►

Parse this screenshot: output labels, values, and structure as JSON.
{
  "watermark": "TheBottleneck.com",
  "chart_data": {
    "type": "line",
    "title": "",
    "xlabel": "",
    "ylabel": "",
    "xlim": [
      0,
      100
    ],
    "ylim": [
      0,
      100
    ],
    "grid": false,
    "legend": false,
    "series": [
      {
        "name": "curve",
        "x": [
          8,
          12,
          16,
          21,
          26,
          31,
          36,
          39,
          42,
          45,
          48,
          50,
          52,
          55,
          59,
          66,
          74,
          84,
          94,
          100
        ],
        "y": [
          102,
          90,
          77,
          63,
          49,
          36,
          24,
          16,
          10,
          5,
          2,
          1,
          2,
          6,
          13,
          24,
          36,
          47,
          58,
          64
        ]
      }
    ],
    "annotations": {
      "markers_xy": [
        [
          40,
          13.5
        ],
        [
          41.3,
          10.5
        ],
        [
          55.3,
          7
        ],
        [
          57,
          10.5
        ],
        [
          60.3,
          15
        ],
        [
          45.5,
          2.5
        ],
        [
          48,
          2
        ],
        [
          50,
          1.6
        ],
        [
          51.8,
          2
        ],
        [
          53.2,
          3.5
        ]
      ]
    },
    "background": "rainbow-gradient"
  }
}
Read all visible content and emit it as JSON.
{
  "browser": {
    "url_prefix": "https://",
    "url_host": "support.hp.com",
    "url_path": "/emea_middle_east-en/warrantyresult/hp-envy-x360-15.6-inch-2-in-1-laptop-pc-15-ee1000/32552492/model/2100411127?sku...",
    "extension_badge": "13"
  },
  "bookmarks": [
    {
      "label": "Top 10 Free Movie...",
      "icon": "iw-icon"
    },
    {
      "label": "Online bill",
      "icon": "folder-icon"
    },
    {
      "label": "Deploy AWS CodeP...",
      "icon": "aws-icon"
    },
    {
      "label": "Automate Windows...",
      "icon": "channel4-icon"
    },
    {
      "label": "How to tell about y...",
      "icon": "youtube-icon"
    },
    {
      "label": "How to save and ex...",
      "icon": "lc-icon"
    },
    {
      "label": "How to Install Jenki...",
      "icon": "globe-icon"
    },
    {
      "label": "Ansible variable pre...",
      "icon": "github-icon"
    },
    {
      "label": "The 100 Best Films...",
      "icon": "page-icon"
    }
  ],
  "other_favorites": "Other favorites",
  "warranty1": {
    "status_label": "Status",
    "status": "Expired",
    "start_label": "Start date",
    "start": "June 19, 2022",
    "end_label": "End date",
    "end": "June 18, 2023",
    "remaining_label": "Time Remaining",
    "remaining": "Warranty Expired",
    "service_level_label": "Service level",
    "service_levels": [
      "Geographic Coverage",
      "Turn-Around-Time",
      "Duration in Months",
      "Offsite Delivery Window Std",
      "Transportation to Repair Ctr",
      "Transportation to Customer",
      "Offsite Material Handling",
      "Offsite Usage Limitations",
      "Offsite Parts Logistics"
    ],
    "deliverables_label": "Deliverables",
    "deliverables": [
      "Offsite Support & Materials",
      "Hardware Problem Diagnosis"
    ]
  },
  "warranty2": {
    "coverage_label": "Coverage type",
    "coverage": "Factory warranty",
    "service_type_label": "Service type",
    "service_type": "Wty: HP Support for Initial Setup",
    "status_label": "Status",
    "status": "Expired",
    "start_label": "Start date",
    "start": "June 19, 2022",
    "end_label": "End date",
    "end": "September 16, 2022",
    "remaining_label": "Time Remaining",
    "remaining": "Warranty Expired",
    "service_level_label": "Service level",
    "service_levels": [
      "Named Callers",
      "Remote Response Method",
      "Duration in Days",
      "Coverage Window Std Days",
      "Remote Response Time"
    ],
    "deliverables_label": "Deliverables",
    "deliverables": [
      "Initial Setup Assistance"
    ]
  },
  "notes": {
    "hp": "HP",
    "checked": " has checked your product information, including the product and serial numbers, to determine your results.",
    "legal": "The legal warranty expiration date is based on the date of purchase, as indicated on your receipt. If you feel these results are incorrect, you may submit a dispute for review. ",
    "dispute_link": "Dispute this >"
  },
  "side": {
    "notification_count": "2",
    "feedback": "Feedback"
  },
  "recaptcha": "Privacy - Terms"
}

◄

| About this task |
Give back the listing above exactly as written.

| Solution for this exercise |
Parse this screenshot: output labels, values, and structure as JSON.
{
  "watermark": "TheBottleneck.com",
  "chart_data": {
    "type": "line",
    "title": "",
    "xlabel": "",
    "ylabel": "",
    "xlim": [
      0,
      100
    ],
    "ylim": [
      0,
      100
    ],
    "grid": false,
    "legend": false,
    "series": [
      {
        "name": "curve",
        "x": [
          8,
          12,
          16,
          21,
          26,
          31,
          36,
          39,
          42,
          45,
          48,
          50,
          52,
          55,
          59,
          66,
          74,
          84,
          94,
          100
        ],
        "y": [
          102,
          90,
          77,
          63,
          49,
          36,
          24,
          16,
          10,
          5,
          2,
          1,
          2,
          6,
          13,
          24,
          36,
          47,
          58,
          64
        ]
      }
    ],
    "annotations": {
      "markers_xy": [
        [
          40,
          13.5
        ],
        [
          41.3,
          10.5
        ],
        [
          55.3,
          7
        ],
        [
          57,
          10.5
        ],
        [
          60.3,
          15
        ],
        [
          45.5,
          2.5
        ],
        [
          48,
          2
        ],
        [
          50,
          1.6
        ],
        [
          51.8,
          2
        ],
        [
          53.2,
          3.5
        ]
      ]
    },
    "background": "rainbow-gradient"
  }
}
Read all visible content and emit it as JSON.
{
  "browser": {
    "url_prefix": "https://",
    "url_host": "support.hp.com",
    "url_path": "/emea_middle_east-en/warrantyresult/hp-envy-x360-15.6-inch-2-in-1-laptop-pc-15-ee1000/32552492/model/2100411127?sku...",
    "extension_badge": "13"
  },
  "bookmarks": [
    {
      "label": "Top 10 Free Movie...",
      "icon": "iw-icon"
    },
    {
      "label": "Online bill",
      "icon": "folder-icon"
    },
    {
      "label": "Deploy AWS CodeP...",
      "icon": "aws-icon"
    },
    {
      "label": "Automate Windows...",
      "icon": "channel4-icon"
    },
    {
      "label": "How to tell about y...",
      "icon": "youtube-icon"
    },
    {
      "label": "How to save and ex...",
      "icon": "lc-icon"
    },
    {
      "label": "How to Install Jenki...",
      "icon": "globe-icon"
    },
    {
      "label": "Ansible variable pre...",
      "icon": "github-icon"
    },
    {
      "label": "The 100 Best Films...",
      "icon": "page-icon"
    }
  ],
  "other_favorites": "Other favorites",
  "warranty1": {
    "status_label": "Status",
    "status": "Expired",
    "start_label": "Start date",
    "start": "June 19, 2022",
    "end_label": "End date",
    "end": "June 18, 2023",
    "remaining_label": "Time Remaining",
    "remaining": "Warranty Expired",
    "service_level_label": "Service level",
    "service_levels": [
      "Geographic Coverage",
      "Turn-Around-Time",
      "Duration in Months",
      "Offsite Delivery Window Std",
      "Transportation to Repair Ctr",
      "Transportation to Customer",
      "Offsite Material Handling",
      "Offsite Usage Limitations",
      "Offsite Parts Logistics"
    ],
    "deliverables_label": "Deliverables",
    "deliverables": [
      "Offsite Support & Materials",
      "Hardware Problem Diagnosis"
    ]
  },
  "warranty2": {
    "coverage_label": "Coverage type",
    "coverage": "Factory warranty",
    "service_type_label": "Service type",
    "service_type": "Wty: HP Support for Initial Setup",
    "status_label": "Status",
    "status": "Expired",
    "start_label": "Start date",
    "start": "June 19, 2022",
    "end_label": "End date",
    "end": "September 16, 2022",
    "remaining_label": "Time Remaining",
    "remaining": "Warranty Expired",
    "service_level_label": "Service level",
    "service_levels": [
      "Named Callers",
      "Remote Response Method",
      "Duration in Days",
      "Coverage Window Std Days",
      "Remote Response Time"
    ],
    "deliverables_label": "Deliverables",
    "deliverables": [
      "Initial Setup Assistance"
    ]
  },
  "notes": {
    "hp": "HP",
    "checked": " has checked your product information, including the product and serial numbers, to determine your results.",
    "legal": "The legal warranty expiration date is based on the date of purchase, as indicated on your receipt. If you feel these results are incorrect, you may submit a dispute for review. ",
    "dispute_link": "Dispute this >"
  },
  "side": {
    "notification_count": "2",
    "feedback": "Feedback"
  },
  "recaptcha": "Privacy - Terms"
}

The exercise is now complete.